Rep. Saba asked Rep. Otten if hunters have to buy this stamp. Rep. Otten said yes.
I’m intrigued by Rep. Otten’s suggestion that if you can choose to pay it, it’s a fee, not a tax. I don’t think my county auditor will turn away my extra dollars if I choose to throw a little extra into my property tax payment. The state won’t mind if Kessler’s throws an extra $1,000 in its monthly sales tax remittance. Conversely, I can choose not to pay property tax by not buying real estate. I can choose not to pay sales tax by growing my own food and buying all of my clothing and household items at rummage sales. Thus, we should refer to the state’s surcharge on homeownership and purchases as property fees and sales fees, not taxes.
Heck, by Otten’s logic, South Dakota doesn’t charge any taxes! Put that on the state t-shirt: South Dakota—No Taxes!
Fee or tax, Rep. Otten said SB 75 will generate five million dollars in revenue for the state.
Rep. Otten’s neighbor Rep. Isaac Latterell (R-6/Tea) asked if SB 75’s fee or tax would discourage participation in hunting. Rep. Otten said he hasn’t received any opposition from hunters or fishers.
Rep. Taffy Howard (R-33/Rapid City) said the three hunters in her family haven’t had time to e-mail, but they are opposed to the new tax on hunting. Playing off Rep. Otten’s definition, she said that if the stamp is optional for non-hunters, why not leave it optional for everyone and let those hunters who support more investment in habitat pay for it. “We don’t need to make it… to where only the wealthy can be hunters.”
Rep. Oren Lesmeister (R-28A/Parade) said he hasn’t heard any opposition from hunters or fishers.
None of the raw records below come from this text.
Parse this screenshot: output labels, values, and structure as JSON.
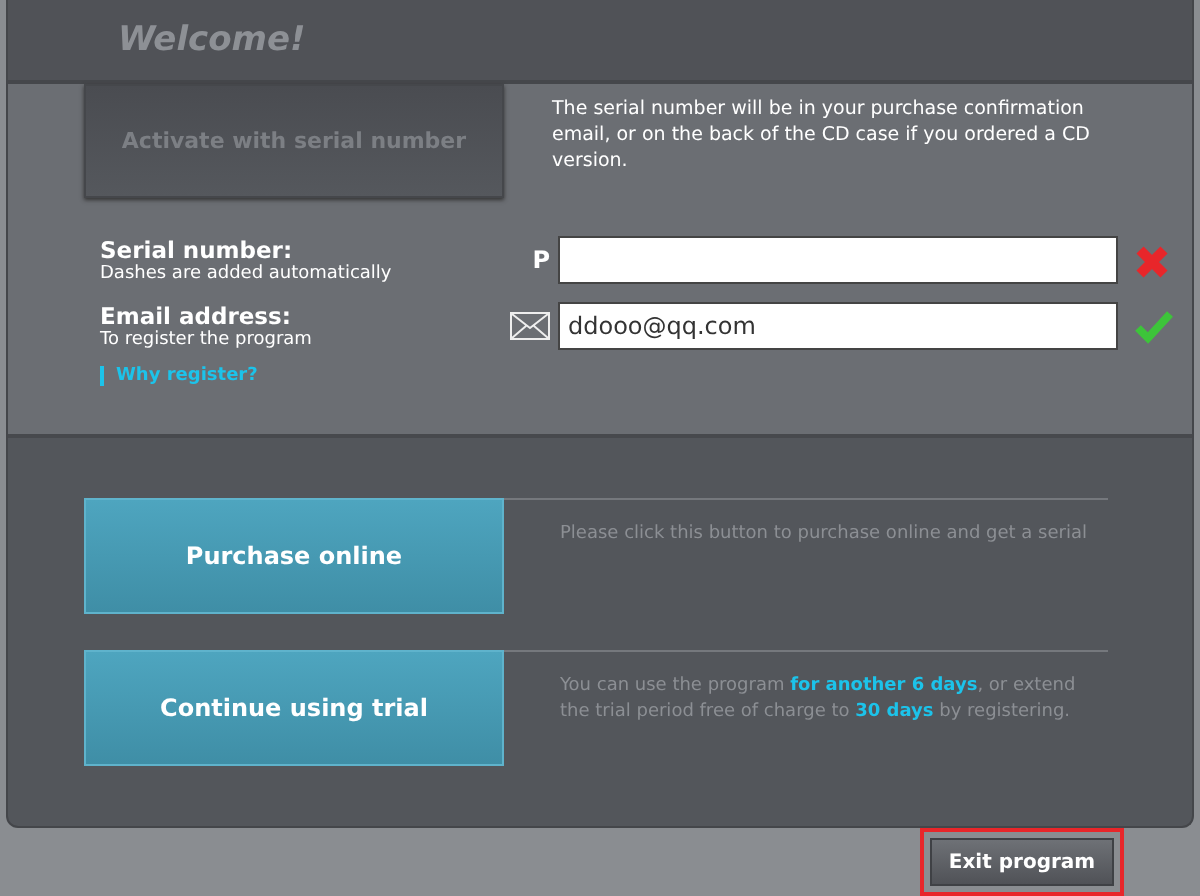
{
  "window": {
    "title": "Welcome!"
  },
  "activation": {
    "button": {
      "label": "Activate with serial number",
      "disabled": true
    },
    "info": "The serial number will be in your purchase confirmation email, or on the back of the CD case if you ordered a CD version."
  },
  "fields": [
    {
      "kind": "serial",
      "label": "Serial number:",
      "hint": "Dashes are added automatically",
      "prefix": "P",
      "valid": false
    },
    {
      "kind": "email",
      "label": "Email address:",
      "hint": "To register the program",
      "value": "ddooo@qq.com",
      "valid": true,
      "link": "Why register?"
    }
  ],
  "options": [
    {
      "button": "Purchase online",
      "text": "Please click this button to purchase online and get a serial"
    },
    {
      "button": "Continue using trial",
      "text": "You can use the program **for another 6 days**, or extend the trial period free of charge to **30 days** by registering."
    }
  ],
  "footer": {
    "button": "Exit program",
    "highlighted": true
  }
}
He said he never asks the cost of his hunting privileges. “This is one of the best bills that I can support as far as habitat goes, because it cannot be used against me as a producer,” referring to the SB 75 prohibition on using habitat stamp revenue to buy private land.
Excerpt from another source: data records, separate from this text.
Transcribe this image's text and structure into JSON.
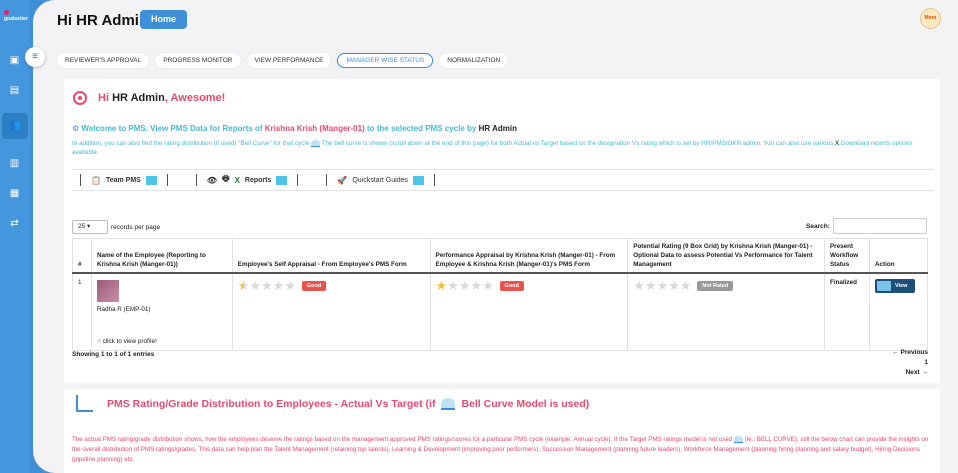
{
  "app": {
    "logo_text": "goalsetter"
  },
  "header": {
    "greeting": "Hi HR Admin",
    "home_label": "Home",
    "avatar_text": "Mors"
  },
  "tabs": [
    {
      "label": "REVIEWER'S APPROVAL"
    },
    {
      "label": "PROGRESS MONITOR"
    },
    {
      "label": "VIEW PERFORMANCE"
    },
    {
      "label": "MANAGER WISE STATUS"
    },
    {
      "label": "NORMALIZATION"
    }
  ],
  "intro": {
    "hi": "Hi",
    "name": "HR Admin",
    "awesome": ", Awesome!",
    "welcome_pre": "Welcome to PMS. View PMS Data for Reports of",
    "manager": "Krishna Krish (Manger-01)",
    "welcome_mid": "to the selected PMS cycle by",
    "by": "HR Admin",
    "info_1": "In addition, you can also find the rating distribution (if used) \"Bell Curve\" for that cycle",
    "info_2": "The bell curve is shown (scroll down at the end of this page) for both Actual vs Target based on the designation Vs rating which is set by HR/PMS/OKR admin. You can also use various",
    "info_3": "Download reports options available."
  },
  "toolbar": {
    "team_pms": "Team PMS",
    "reports": "Reports",
    "quickstart": "Quickstart Guides"
  },
  "table": {
    "length_value": "25",
    "length_suffix": "records per page",
    "search_label": "Search:",
    "headers": [
      "#",
      "Name of the Employee (Reporting to Krishna Krish (Manger-01))",
      "Employee's Self Appraisal - From Employee's PMS Form",
      "Performance Appraisal by Krishna Krish (Manger-01) - From Employee & Krishna Krish (Manger-01)'s PMS Form",
      "Potential Rating (9 Box Grid) by Krishna Krish (Manger-01) - Optional Data to assess Potential Vs Performance for Talent Management",
      "Present Workflow Status",
      "Action"
    ],
    "row": {
      "index": "1",
      "employee": "Radha R (EMP-01)",
      "click_profile": "click to view profile!",
      "self_stars": 0.5,
      "self_badge": "Good",
      "mgr_stars": 1,
      "mgr_badge": "Good",
      "pot_stars": 0,
      "pot_badge": "Not Rated",
      "status": "Finalized",
      "action": "View"
    },
    "showing": "Showing 1 to 1 of 1 entries",
    "prev": "← Previous",
    "page": "1",
    "next": "Next →"
  },
  "distribution": {
    "title_pre": "PMS Rating/Grade Distribution to Employees - Actual Vs Target (if",
    "title_post": "Bell Curve Model is used)",
    "text_1": "The actual PMS rating/grade distribution shows, how the employees deserve the ratings based on the management approved PMS ratings/scores for a particular PMS cycle (example: Annual cycle). If the Target PMS ratings model is not used",
    "text_2": "(ie., BELL CURVE); still the below chart can provide the insights on the overall distribution of PMS ratings/grades. This data can help plan the Talent Management (retaining top talents), Learning & Development (improving poor performers), Succession Management (planning future leaders), Workforce Management (planning hiring planning and salary budget), Hiring Decisions (pipeline planning) etc."
  },
  "colors": {
    "accent": "#3f8fd6",
    "pink": "#e64a6f",
    "teal": "#4ab8d0"
  }
}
Rep. Tim Reed (R-7/Brookings) lamented the loss of public lands for hunting, saying that he hasn’t hunted anywhere but private reserves since high school. He said restoring more public habitat will get more people out hunting.
Rep. Tim Goodwin (R-30/Rapid City) said he hunts about every day in the fall and could seriously consider not running for reëlection because Session cuts into his mountain lion hunting. He says he and his dog can find all sorts of public habitat in East River and not see another hunter all day, so he questions whether we need more habitat. But he said he has trouble opposing the bill when all of the outdoors groups support it. He also suggested that we strike every reference to “tax” and “fee” in statute and just call them “tariffs.”
Rep. Goodwin ended up voting for this tax/fee/tariff increase on hunting and fishing. So did 49 other Representatives. The 14 Nays came mostly from right-wing Republicans, with Rep. Saba joining them as the sole Democratic negatory. Those 50 Ayes surpassed the two-thirds threshold necessary to pass a new appropriation.
House Agriculture and Natural Resources did amend SB 75 to exempt private shooting preserve licenses and “Hunt for Habitat” application fees from the new tax. The Senate will thus have to vote a second time to raise hunters’ and fishers’ taxes.